- At the conceptual level you get to choose how you picture your database; as a graph database or a relational database;
- Natural language semantics is built into the semantic layer that operates over the database’s core metamodel, helping you to understand the model;
- Depending on how you implement your relational knowledge graph, you get to choose the database you work with. Relational knowledge graphs can be database management system agnostic. I.e. Conceptually, you are not tied into one database technology or another when it comes to implementation. Relational knowledge graph vendors may limit you to one underlying database however;
- Entities/node types can have a multi-column/property primary key, rather than just a single object-id or property as common on current graph databases; and

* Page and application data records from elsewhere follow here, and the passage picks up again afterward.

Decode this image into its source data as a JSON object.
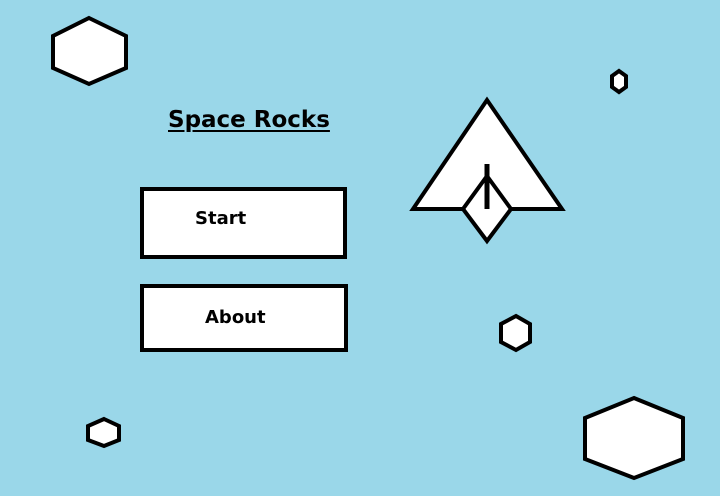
{
  "game": {
    "title": "Space Rocks"
  },
  "menu": {
    "start_label": "Start",
    "about_label": "About"
  },
  "colors": {
    "background": "#9ad7e9",
    "outline": "#000000",
    "fill": "#ffffff"
  }
}
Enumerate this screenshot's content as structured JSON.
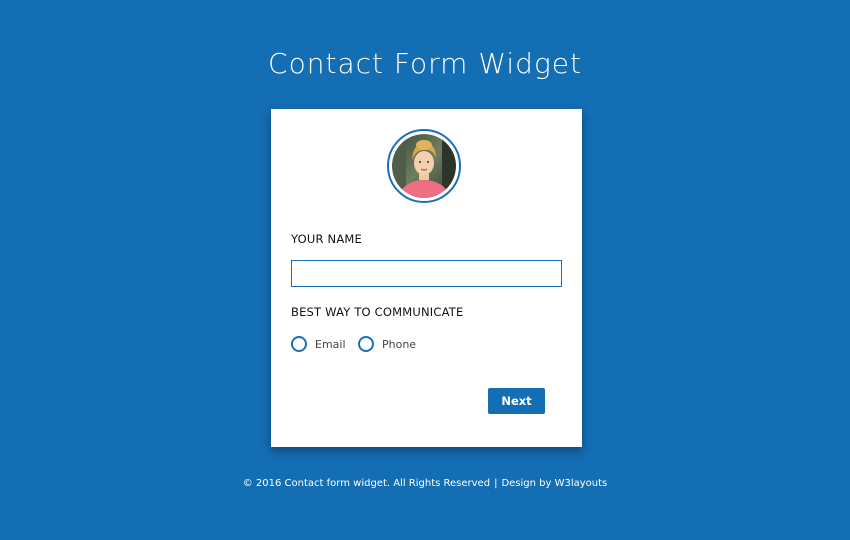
{
  "page": {
    "title": "Contact Form Widget",
    "background_color": "#146eb4"
  },
  "form": {
    "avatar": "woman-portrait-avatar",
    "name_label": "YOUR NAME",
    "name_value": "",
    "communicate_label": "BEST WAY TO COMMUNICATE",
    "options": [
      {
        "label": "Email",
        "selected": false
      },
      {
        "label": "Phone",
        "selected": false
      }
    ],
    "next_label": "Next",
    "accent_color": "#1a70b8"
  },
  "footer": {
    "copyright": "© 2016 Contact form widget. All Rights Reserved",
    "separator": "|",
    "design_credit": "Design by W3layouts"
  }
}
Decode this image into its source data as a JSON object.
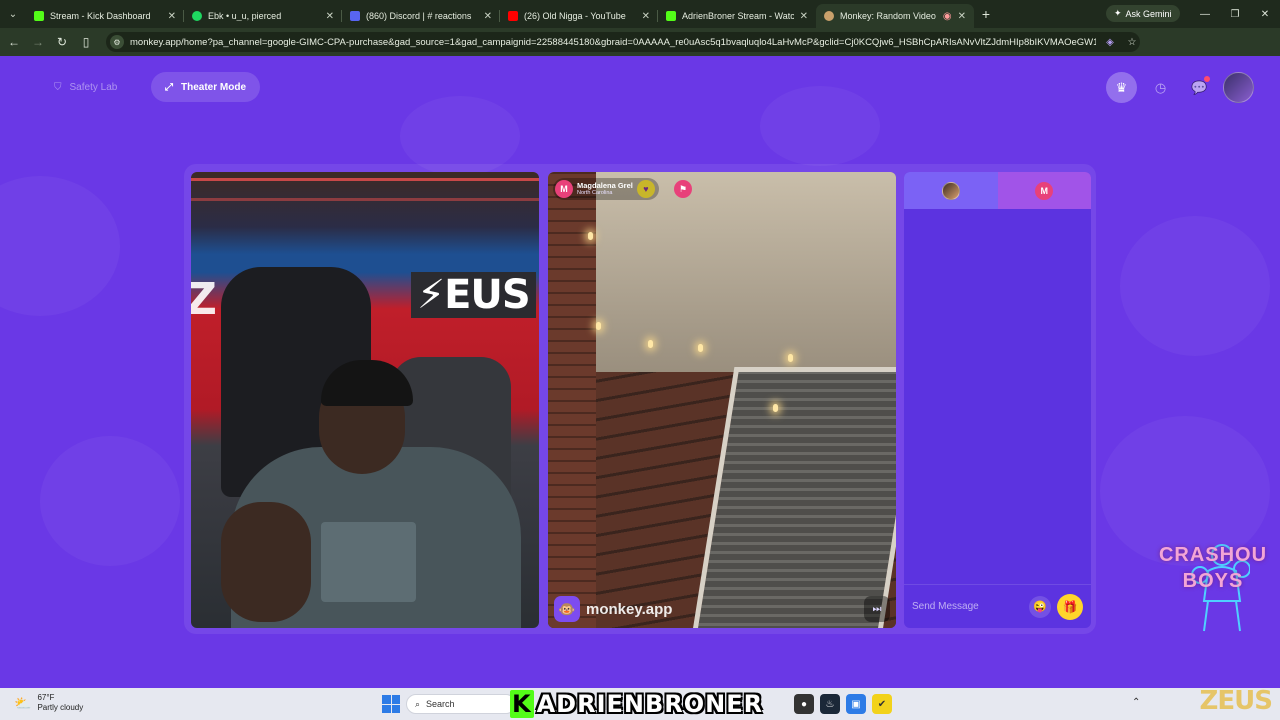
{
  "browser": {
    "tabs": [
      {
        "title": "Stream - Kick Dashboard",
        "color": "#53fc18",
        "active": false
      },
      {
        "title": "Ebk • u_u, pierced",
        "color": "#1ed760",
        "active": false
      },
      {
        "title": "(860) Discord | # reactions",
        "color": "#5865f2",
        "active": false
      },
      {
        "title": "(26) Old Nigga - YouTube",
        "color": "#ff0000",
        "active": false
      },
      {
        "title": "AdrienBroner Stream - Watch L",
        "color": "#53fc18",
        "active": false
      },
      {
        "title": "Monkey: Random Video Ch",
        "color": "#c9a06b",
        "active": true
      }
    ],
    "ask_gemini": "Ask Gemini",
    "url": "monkey.app/home?pa_channel=google-GIMC-CPA-purchase&gad_source=1&gad_campaignid=22588445180&gbraid=0AAAAA_re0uAsc5q1bvaqluqlo4LaHvMcP&gclid=Cj0KCQjw6_HSBhCpARIsANvVltZJdmHIp8bIKVMAOeGW17G..."
  },
  "page": {
    "safety_lab": "Safety Lab",
    "theater_mode": "Theater Mode"
  },
  "partner": {
    "initial": "M",
    "name": "Magdalena Grel",
    "location": "North Carolina"
  },
  "watermark": "monkey.app",
  "chat": {
    "tab2_initial": "M",
    "placeholder": "Send Message"
  },
  "overlay": {
    "crash_line1": "CRASHOU",
    "crash_line2": "BOYS",
    "zeus": "ZEUS",
    "banner": "ADRIENBRONER",
    "banner_k": "K",
    "banner_brand_color": "#53fc18"
  },
  "taskbar": {
    "temp": "67°F",
    "condition": "Partly cloudy",
    "search": "Search"
  },
  "colors": {
    "page_bg": "#6a38e6",
    "accent_pink": "#e8417a",
    "gift_yellow": "#ffd52a"
  }
}
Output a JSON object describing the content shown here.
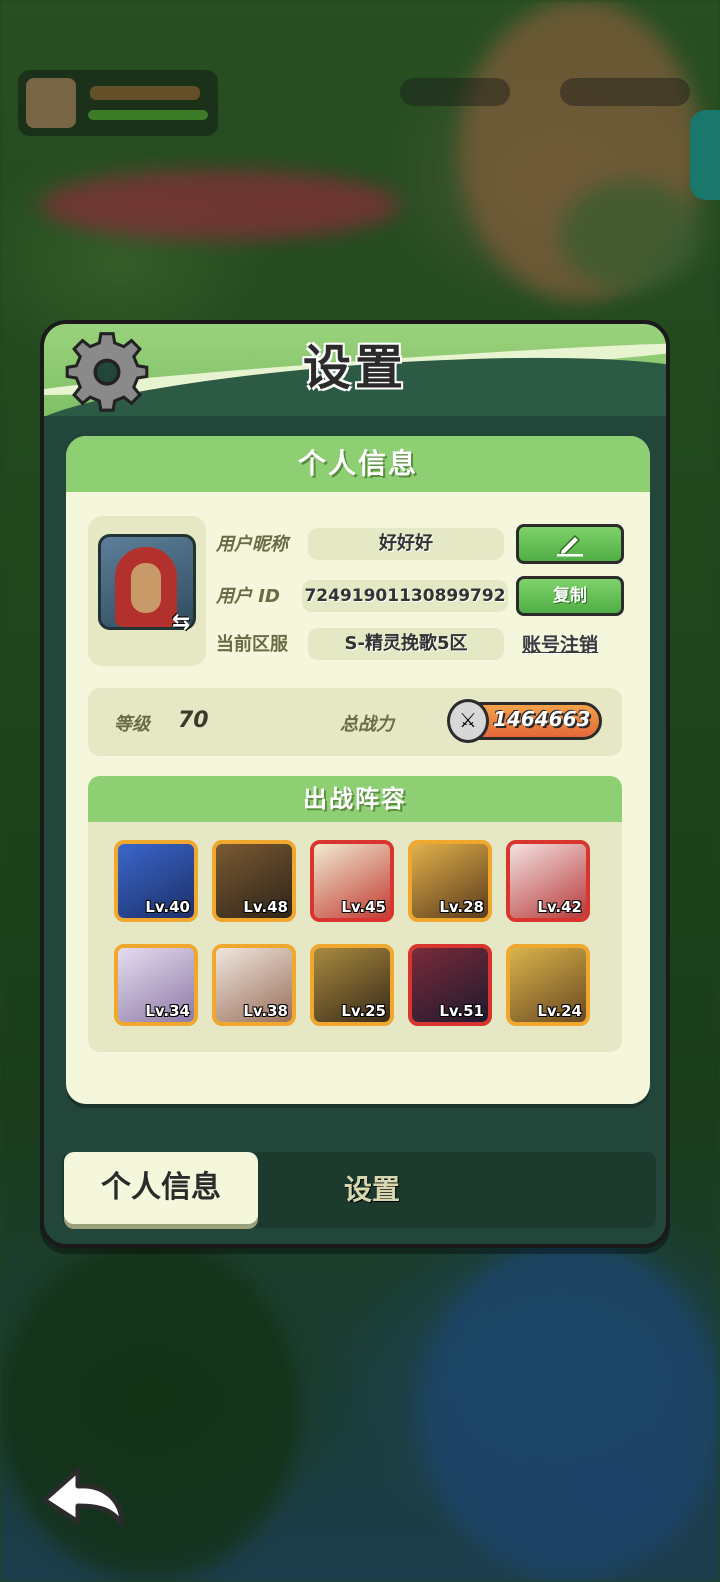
{
  "modal": {
    "title": "设置",
    "section_title": "个人信息",
    "profile": {
      "nickname_label": "用户昵称",
      "nickname": "好好好",
      "id_label": "用户 ID",
      "user_id": "72491901130899792",
      "server_label": "当前区服",
      "server": "S-精灵挽歌5区",
      "edit_icon": "pencil-icon",
      "copy_label": "复制",
      "account_cancel_label": "账号注销",
      "swap_icon": "swap-arrows-icon"
    },
    "stats": {
      "level_label": "等级",
      "level": "70",
      "power_label": "总战力",
      "power": "1464663",
      "power_icon": "crossed-swords-icon"
    },
    "lineup": {
      "title": "出战阵容",
      "heroes": [
        {
          "level": "Lv.40",
          "frame": "orange"
        },
        {
          "level": "Lv.48",
          "frame": "orange"
        },
        {
          "level": "Lv.45",
          "frame": "red"
        },
        {
          "level": "Lv.28",
          "frame": "orange"
        },
        {
          "level": "Lv.42",
          "frame": "red"
        },
        {
          "level": "Lv.34",
          "frame": "orange"
        },
        {
          "level": "Lv.38",
          "frame": "orange"
        },
        {
          "level": "Lv.25",
          "frame": "orange"
        },
        {
          "level": "Lv.51",
          "frame": "red"
        },
        {
          "level": "Lv.24",
          "frame": "orange"
        }
      ]
    },
    "tabs": {
      "active": "个人信息",
      "other": "设置"
    }
  },
  "colors": {
    "panel_green": "#8fcf74",
    "card_cream": "#f5f7dc",
    "button_green": "#4fae45",
    "frame_orange": "#f0a72e",
    "frame_red": "#d8352e"
  },
  "icons": {
    "header": "gear-icon",
    "back": "back-arrow-icon"
  }
}
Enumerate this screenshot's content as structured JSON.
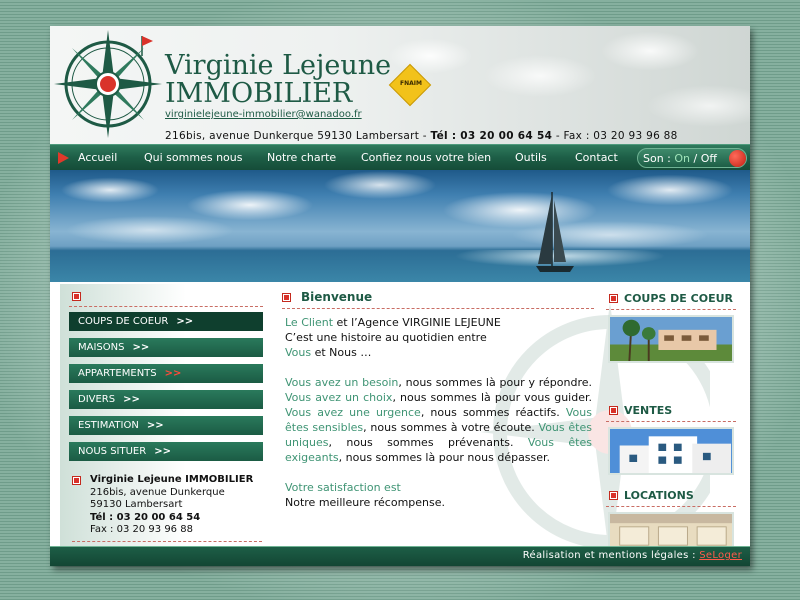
{
  "brand": {
    "name": "Virginie Lejeune",
    "subtitle": "IMMOBILIER",
    "badge": "FNAIM",
    "email": "virginielejeune-immobilier@wanadoo.fr",
    "address": "216bis, avenue Dunkerque 59130 Lambersart - ",
    "phone": "Tél : 03 20 00 64 54",
    "fax": " -  Fax : 03 20 93 96 88"
  },
  "nav": {
    "items": [
      "Accueil",
      "Qui sommes nous",
      "Notre charte",
      "Confiez nous votre bien",
      "Outils",
      "Contact"
    ],
    "sound_label": "Son : ",
    "sound_on": "On",
    "sound_sep": " / ",
    "sound_off": "Off"
  },
  "menu": [
    {
      "label": "COUPS DE COEUR",
      "arrows": ">>"
    },
    {
      "label": "MAISONS",
      "arrows": ">>"
    },
    {
      "label": "APPARTEMENTS",
      "arrows": ">>"
    },
    {
      "label": "DIVERS",
      "arrows": ">>"
    },
    {
      "label": "ESTIMATION",
      "arrows": ">>"
    },
    {
      "label": "NOUS SITUER",
      "arrows": ">>"
    }
  ],
  "contact": {
    "name": "Virginie Lejeune IMMOBILIER",
    "address1": "216bis, avenue Dunkerque",
    "address2": "59130 Lambersart",
    "phone": "Tél : 03 20 00 64 54",
    "fax": "Fax : 03 20 93 96 88"
  },
  "welcome": {
    "title": "Bienvenue",
    "p1_a": "Le Client",
    "p1_b": " et l’Agence VIRGINIE LEJEUNE",
    "p1_c": "C’est une histoire au quotidien entre",
    "p1_d": "Vous",
    "p1_e": " et Nous …",
    "p2_1": "Vous avez un besoin",
    "p2_2": ", nous sommes là pour y répondre. ",
    "p2_3": "Vous avez un choix",
    "p2_4": ", nous sommes là pour vous guider. ",
    "p2_5": "Vous avez une urgence",
    "p2_6": ", nous sommes réactifs. ",
    "p2_7": "Vous êtes sensibles",
    "p2_8": ", nous sommes à votre écoute. ",
    "p2_9": "Vous êtes uniques",
    "p2_10": ", nous sommes prévenants. ",
    "p2_11": "Vous êtes exigeants",
    "p2_12": ", nous sommes là pour nous dépasser.",
    "p3_a": "Votre satisfaction est",
    "p3_b": "Notre meilleure récompense."
  },
  "sidebar_right": {
    "sections": [
      "COUPS DE COEUR",
      "VENTES",
      "LOCATIONS"
    ]
  },
  "footer": {
    "text": "Réalisation et mentions légales : ",
    "link": "SeLoger"
  },
  "colors": {
    "brand_green": "#1e5a45",
    "accent_red": "#d9322a",
    "highlight_green": "#3f9474"
  }
}
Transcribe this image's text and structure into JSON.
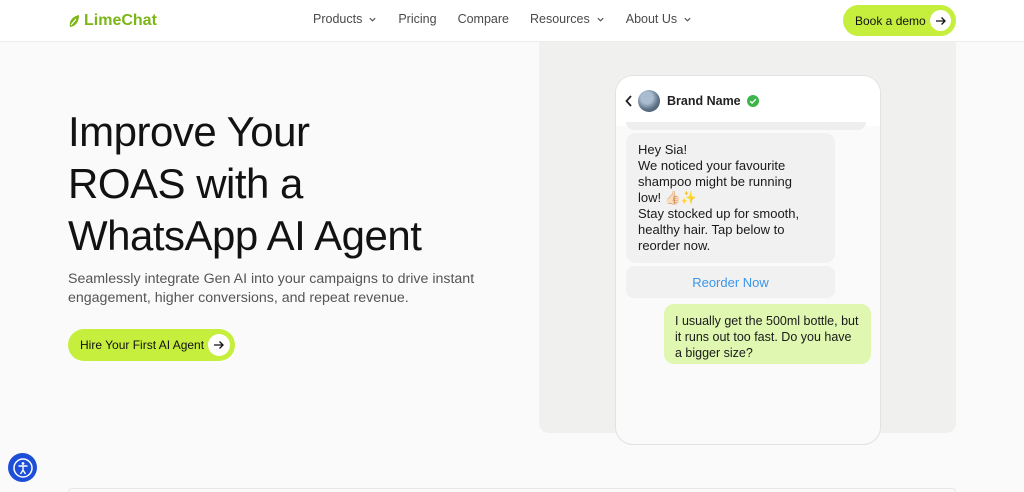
{
  "nav": {
    "logo_text": "LimeChat",
    "links": [
      {
        "label": "Products",
        "dropdown": true
      },
      {
        "label": "Pricing",
        "dropdown": false
      },
      {
        "label": "Compare",
        "dropdown": false
      },
      {
        "label": "Resources",
        "dropdown": true
      },
      {
        "label": "About Us",
        "dropdown": true
      }
    ],
    "demo_label": "Book a demo"
  },
  "hero": {
    "title_lines": [
      "Improve Your",
      "ROAS with a",
      "WhatsApp AI Agent"
    ],
    "subtitle": "Seamlessly integrate Gen AI into your campaigns to drive instant engagement, higher conversions, and repeat revenue.",
    "cta_label": "Hire Your First AI Agent"
  },
  "chat": {
    "brand_name": "Brand Name",
    "incoming_lines": [
      "Hey Sia!",
      "We noticed your favourite",
      "shampoo might be running",
      "low! 👍🏻✨",
      "Stay stocked up for smooth,",
      "healthy hair. Tap below to",
      "reorder now."
    ],
    "reorder_label": "Reorder Now",
    "outgoing_text": "I usually get the 500ml bottle, but it runs out too fast. Do you have a bigger size?"
  },
  "colors": {
    "accent_lime": "#c6ee3d",
    "logo_green": "#7cb518",
    "link_blue": "#3b96e8",
    "outgoing_bubble": "#dff7b0",
    "a11y_blue": "#1d4ed8"
  },
  "icons": {
    "logo": "leaf-icon",
    "dropdown": "chevron-down-icon",
    "arrow": "arrow-right-icon",
    "back": "chevron-left-icon",
    "verified": "verified-check-icon",
    "accessibility": "accessibility-icon"
  }
}
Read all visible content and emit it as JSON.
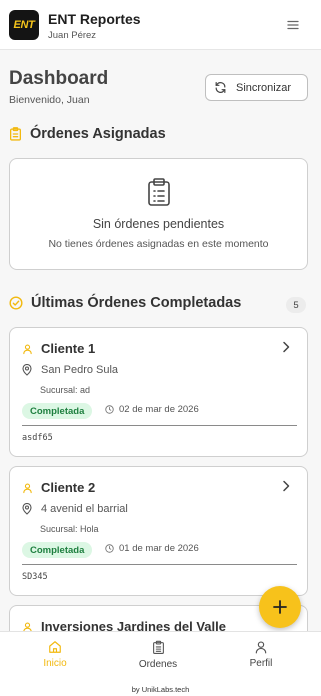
{
  "header": {
    "logo_text": "ENT",
    "app_title": "ENT Reportes",
    "user_name": "Juan Pérez"
  },
  "dashboard": {
    "title": "Dashboard",
    "subtitle": "Bienvenido, Juan",
    "sync_label": "Sincronizar"
  },
  "assigned": {
    "heading": "Órdenes Asignadas",
    "empty_title": "Sin órdenes pendientes",
    "empty_desc": "No tienes órdenes asignadas en este momento"
  },
  "completed": {
    "heading": "Últimas Órdenes Completadas",
    "count": "5",
    "orders": [
      {
        "client": "Cliente 1",
        "location": "San Pedro Sula",
        "branch": "Sucursal: ad",
        "status": "Completada",
        "date": "02 de mar de 2026",
        "code": "asdf65"
      },
      {
        "client": "Cliente 2",
        "location": "4 avenid el barrial",
        "branch": "Sucursal: Hola",
        "status": "Completada",
        "date": "01 de mar de 2026",
        "code": "SD345"
      },
      {
        "client": "Inversiones Jardines del Valle"
      }
    ]
  },
  "nav": {
    "items": [
      {
        "label": "Inicio"
      },
      {
        "label": "Ordenes"
      },
      {
        "label": "Perfil"
      }
    ]
  },
  "footer": {
    "credit": "by UnikLabs.tech"
  },
  "colors": {
    "accent": "#f5c51b",
    "status_bg": "#dcf7e4",
    "status_text": "#1e7f3f"
  },
  "icons": [
    "menu-icon",
    "refresh-icon",
    "clipboard-icon",
    "check-circle-icon",
    "user-icon",
    "map-pin-icon",
    "clock-icon",
    "chevron-right-icon",
    "plus-icon",
    "home-icon",
    "profile-icon"
  ]
}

- In the case of FactEngine, you can write controlled natural language queries over your database. FactEngine feels this will come to be standard on relational knowledge graphs;
"Relational Knowledge Graph" is a term that is likely to be on your radar in the near future by sheer weight of the new players involved in promoting the term.
Industry trends are heading to where graph databases are adopting structure and rigour of relational databases in a way that will invariably lead to a conceptual merger of relational database theory and graph database theory;
Relational knowledge graphs allow you to conceptually step away from how your database is stored at the hardware level; and relational knowledge graph, or graph knowledge relations adequately emphasise that the impetus is on knowledge added to the database by adopting a semantic layer that describes what data is stored rather than how it is stored.
All views expressed that of FactEngine. This article provided as news on the state of the art of database theory as part of FactEngine's Conceptual Modeling series.